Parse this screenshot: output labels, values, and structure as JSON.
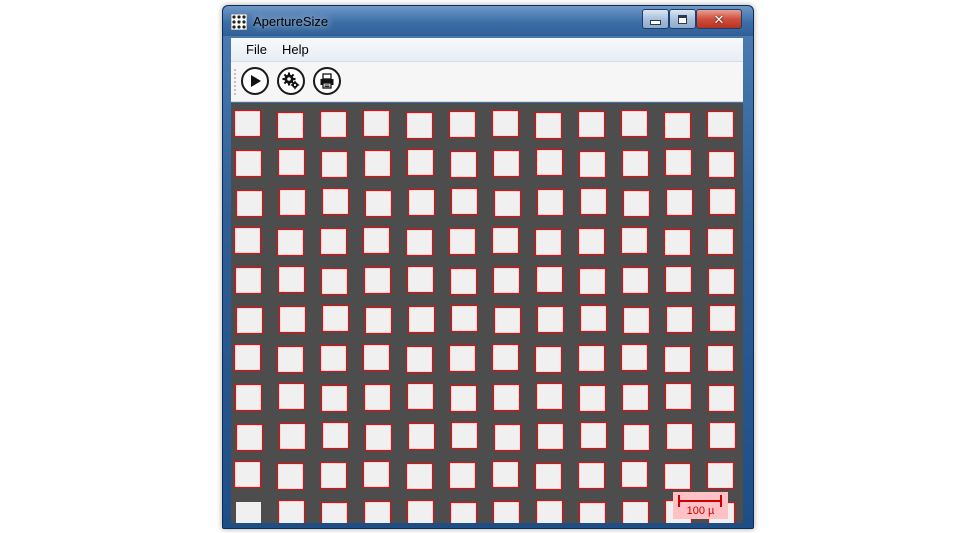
{
  "window": {
    "title": "ApertureSize"
  },
  "menu": [
    {
      "label": "File"
    },
    {
      "label": "Help"
    }
  ],
  "toolbar": {
    "buttons": [
      {
        "icon": "play-icon"
      },
      {
        "icon": "gears-icon"
      },
      {
        "icon": "printer-icon"
      }
    ]
  },
  "image": {
    "grid_columns": 12,
    "grid_rows": 11,
    "aperture_fill": "#f0f0f0",
    "detection_outline": "#dd1111",
    "mesh_color": "#4d4d4d",
    "scale_bar": {
      "label": "100 µ",
      "color": "#cc0000",
      "background": "#ffc0c6"
    }
  }
}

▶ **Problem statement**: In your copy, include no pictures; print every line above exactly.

▶ **Your response**:
Parse this screenshot: output labels, values, and structure as JSON.
{
  "window": {
    "title": "ApertureSize"
  },
  "menu": [
    {
      "label": "File"
    },
    {
      "label": "Help"
    }
  ],
  "toolbar": {
    "buttons": [
      {
        "icon": "play-icon"
      },
      {
        "icon": "gears-icon"
      },
      {
        "icon": "printer-icon"
      }
    ]
  },
  "image": {
    "grid_columns": 12,
    "grid_rows": 11,
    "aperture_fill": "#f0f0f0",
    "detection_outline": "#dd1111",
    "mesh_color": "#4d4d4d",
    "scale_bar": {
      "label": "100 µ",
      "color": "#cc0000",
      "background": "#ffc0c6"
    }
  }
}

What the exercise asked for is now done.